Excerpts from an interface dataset:
*** Block opens ***

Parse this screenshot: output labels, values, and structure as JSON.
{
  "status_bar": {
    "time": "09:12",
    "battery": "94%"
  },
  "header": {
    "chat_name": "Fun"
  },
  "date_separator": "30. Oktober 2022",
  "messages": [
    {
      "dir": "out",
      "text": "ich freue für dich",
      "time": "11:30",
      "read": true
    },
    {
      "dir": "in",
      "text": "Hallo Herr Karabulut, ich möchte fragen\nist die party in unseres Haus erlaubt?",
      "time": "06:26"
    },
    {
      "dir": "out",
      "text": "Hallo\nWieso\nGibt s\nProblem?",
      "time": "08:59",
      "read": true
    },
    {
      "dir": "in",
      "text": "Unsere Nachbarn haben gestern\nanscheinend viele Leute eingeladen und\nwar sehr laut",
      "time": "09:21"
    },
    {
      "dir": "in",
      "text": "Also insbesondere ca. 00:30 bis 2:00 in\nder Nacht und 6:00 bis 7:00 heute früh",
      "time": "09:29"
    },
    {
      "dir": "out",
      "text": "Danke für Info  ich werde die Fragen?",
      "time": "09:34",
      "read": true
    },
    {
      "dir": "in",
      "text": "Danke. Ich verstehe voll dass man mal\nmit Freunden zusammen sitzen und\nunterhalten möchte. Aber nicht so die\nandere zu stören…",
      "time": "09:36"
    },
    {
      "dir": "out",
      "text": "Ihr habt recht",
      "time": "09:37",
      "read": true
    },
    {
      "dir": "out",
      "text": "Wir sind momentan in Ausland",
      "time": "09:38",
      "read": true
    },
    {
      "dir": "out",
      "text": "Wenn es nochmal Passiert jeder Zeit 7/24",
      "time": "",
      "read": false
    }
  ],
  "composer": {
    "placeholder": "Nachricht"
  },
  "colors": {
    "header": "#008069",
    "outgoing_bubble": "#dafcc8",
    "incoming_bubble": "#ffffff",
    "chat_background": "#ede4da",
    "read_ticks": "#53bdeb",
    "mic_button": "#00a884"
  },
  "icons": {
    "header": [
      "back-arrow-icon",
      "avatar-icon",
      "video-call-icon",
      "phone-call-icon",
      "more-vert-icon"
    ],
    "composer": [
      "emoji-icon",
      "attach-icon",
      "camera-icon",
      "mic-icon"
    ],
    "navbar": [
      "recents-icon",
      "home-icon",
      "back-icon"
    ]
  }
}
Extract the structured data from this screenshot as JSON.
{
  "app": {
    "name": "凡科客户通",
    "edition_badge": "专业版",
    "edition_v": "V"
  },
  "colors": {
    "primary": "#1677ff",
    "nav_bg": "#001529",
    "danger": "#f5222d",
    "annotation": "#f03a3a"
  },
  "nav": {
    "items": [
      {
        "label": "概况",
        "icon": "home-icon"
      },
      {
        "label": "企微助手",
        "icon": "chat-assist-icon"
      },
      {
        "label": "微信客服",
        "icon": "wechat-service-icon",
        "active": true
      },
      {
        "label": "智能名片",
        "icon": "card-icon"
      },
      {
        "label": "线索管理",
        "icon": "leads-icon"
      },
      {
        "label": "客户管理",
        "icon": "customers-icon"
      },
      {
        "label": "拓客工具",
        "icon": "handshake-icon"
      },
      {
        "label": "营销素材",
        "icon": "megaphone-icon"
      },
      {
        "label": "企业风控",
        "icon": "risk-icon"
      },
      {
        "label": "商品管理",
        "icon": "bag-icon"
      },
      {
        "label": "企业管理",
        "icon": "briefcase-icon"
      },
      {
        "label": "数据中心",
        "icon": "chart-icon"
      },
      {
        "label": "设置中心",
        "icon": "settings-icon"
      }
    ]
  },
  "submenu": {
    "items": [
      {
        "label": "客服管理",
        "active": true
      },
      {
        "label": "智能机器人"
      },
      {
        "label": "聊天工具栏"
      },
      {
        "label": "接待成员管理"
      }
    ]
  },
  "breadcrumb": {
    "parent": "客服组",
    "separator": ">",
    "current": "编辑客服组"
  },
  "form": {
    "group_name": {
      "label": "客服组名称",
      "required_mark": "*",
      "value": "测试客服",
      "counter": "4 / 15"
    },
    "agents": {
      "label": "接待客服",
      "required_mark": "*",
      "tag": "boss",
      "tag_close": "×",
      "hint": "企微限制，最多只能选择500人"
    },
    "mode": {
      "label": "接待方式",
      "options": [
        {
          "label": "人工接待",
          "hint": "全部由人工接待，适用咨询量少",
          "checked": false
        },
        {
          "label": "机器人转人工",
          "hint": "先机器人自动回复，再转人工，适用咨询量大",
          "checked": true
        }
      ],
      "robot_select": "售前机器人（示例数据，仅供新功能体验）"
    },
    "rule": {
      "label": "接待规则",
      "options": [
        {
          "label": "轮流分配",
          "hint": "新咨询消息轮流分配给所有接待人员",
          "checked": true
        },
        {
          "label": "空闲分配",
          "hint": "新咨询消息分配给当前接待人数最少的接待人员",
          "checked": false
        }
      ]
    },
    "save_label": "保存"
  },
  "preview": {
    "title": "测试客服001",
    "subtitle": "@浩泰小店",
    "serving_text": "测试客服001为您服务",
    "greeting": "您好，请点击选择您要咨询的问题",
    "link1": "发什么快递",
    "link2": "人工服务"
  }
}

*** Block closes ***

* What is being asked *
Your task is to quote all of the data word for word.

* Response to the exercise *
Parse this screenshot: output labels, values, and structure as JSON.
{
  "status_bar": {
    "time": "09:12",
    "battery": "94%"
  },
  "header": {
    "chat_name": "Fun"
  },
  "date_separator": "30. Oktober 2022",
  "messages": [
    {
      "dir": "out",
      "text": "ich freue für dich",
      "time": "11:30",
      "read": true
    },
    {
      "dir": "in",
      "text": "Hallo Herr Karabulut, ich möchte fragen\nist die party in unseres Haus erlaubt?",
      "time": "06:26"
    },
    {
      "dir": "out",
      "text": "Hallo\nWieso\nGibt s\nProblem?",
      "time": "08:59",
      "read": true
    },
    {
      "dir": "in",
      "text": "Unsere Nachbarn haben gestern\nanscheinend viele Leute eingeladen und\nwar sehr laut",
      "time": "09:21"
    },
    {
      "dir": "in",
      "text": "Also insbesondere ca. 00:30 bis 2:00 in\nder Nacht und 6:00 bis 7:00 heute früh",
      "time": "09:29"
    },
    {
      "dir": "out",
      "text": "Danke für Info  ich werde die Fragen?",
      "time": "09:34",
      "read": true
    },
    {
      "dir": "in",
      "text": "Danke. Ich verstehe voll dass man mal\nmit Freunden zusammen sitzen und\nunterhalten möchte. Aber nicht so die\nandere zu stören…",
      "time": "09:36"
    },
    {
      "dir": "out",
      "text": "Ihr habt recht",
      "time": "09:37",
      "read": true
    },
    {
      "dir": "out",
      "text": "Wir sind momentan in Ausland",
      "time": "09:38",
      "read": true
    },
    {
      "dir": "out",
      "text": "Wenn es nochmal Passiert jeder Zeit 7/24",
      "time": "",
      "read": false
    }
  ],
  "composer": {
    "placeholder": "Nachricht"
  },
  "colors": {
    "header": "#008069",
    "outgoing_bubble": "#dafcc8",
    "incoming_bubble": "#ffffff",
    "chat_background": "#ede4da",
    "read_ticks": "#53bdeb",
    "mic_button": "#00a884"
  },
  "icons": {
    "header": [
      "back-arrow-icon",
      "avatar-icon",
      "video-call-icon",
      "phone-call-icon",
      "more-vert-icon"
    ],
    "composer": [
      "emoji-icon",
      "attach-icon",
      "camera-icon",
      "mic-icon"
    ],
    "navbar": [
      "recents-icon",
      "home-icon",
      "back-icon"
    ]
  }
}
Extract the structured data from this screenshot as JSON.
{
  "app": {
    "name": "凡科客户通",
    "edition_badge": "专业版",
    "edition_v": "V"
  },
  "colors": {
    "primary": "#1677ff",
    "nav_bg": "#001529",
    "danger": "#f5222d",
    "annotation": "#f03a3a"
  },
  "nav": {
    "items": [
      {
        "label": "概况",
        "icon": "home-icon"
      },
      {
        "label": "企微助手",
        "icon": "chat-assist-icon"
      },
      {
        "label": "微信客服",
        "icon": "wechat-service-icon",
        "active": true
      },
      {
        "label": "智能名片",
        "icon": "card-icon"
      },
      {
        "label": "线索管理",
        "icon": "leads-icon"
      },
      {
        "label": "客户管理",
        "icon": "customers-icon"
      },
      {
        "label": "拓客工具",
        "icon": "handshake-icon"
      },
      {
        "label": "营销素材",
        "icon": "megaphone-icon"
      },
      {
        "label": "企业风控",
        "icon": "risk-icon"
      },
      {
        "label": "商品管理",
        "icon": "bag-icon"
      },
      {
        "label": "企业管理",
        "icon": "briefcase-icon"
      },
      {
        "label": "数据中心",
        "icon": "chart-icon"
      },
      {
        "label": "设置中心",
        "icon": "settings-icon"
      }
    ]
  },
  "submenu": {
    "items": [
      {
        "label": "客服管理",
        "active": true
      },
      {
        "label": "智能机器人"
      },
      {
        "label": "聊天工具栏"
      },
      {
        "label": "接待成员管理"
      }
    ]
  },
  "breadcrumb": {
    "parent": "客服组",
    "separator": ">",
    "current": "编辑客服组"
  },
  "form": {
    "group_name": {
      "label": "客服组名称",
      "required_mark": "*",
      "value": "测试客服",
      "counter": "4 / 15"
    },
    "agents": {
      "label": "接待客服",
      "required_mark": "*",
      "tag": "boss",
      "tag_close": "×",
      "hint": "企微限制，最多只能选择500人"
    },
    "mode": {
      "label": "接待方式",
      "options": [
        {
          "label": "人工接待",
          "hint": "全部由人工接待，适用咨询量少",
          "checked": false
        },
        {
          "label": "机器人转人工",
          "hint": "先机器人自动回复，再转人工，适用咨询量大",
          "checked": true
        }
      ],
      "robot_select": "售前机器人（示例数据，仅供新功能体验）"
    },
    "rule": {
      "label": "接待规则",
      "options": [
        {
          "label": "轮流分配",
          "hint": "新咨询消息轮流分配给所有接待人员",
          "checked": true
        },
        {
          "label": "空闲分配",
          "hint": "新咨询消息分配给当前接待人数最少的接待人员",
          "checked": false
        }
      ]
    },
    "save_label": "保存"
  },
  "preview": {
    "title": "测试客服001",
    "subtitle": "@浩泰小店",
    "serving_text": "测试客服001为您服务",
    "greeting": "您好，请点击选择您要咨询的问题",
    "link1": "发什么快递",
    "link2": "人工服务"
  }
}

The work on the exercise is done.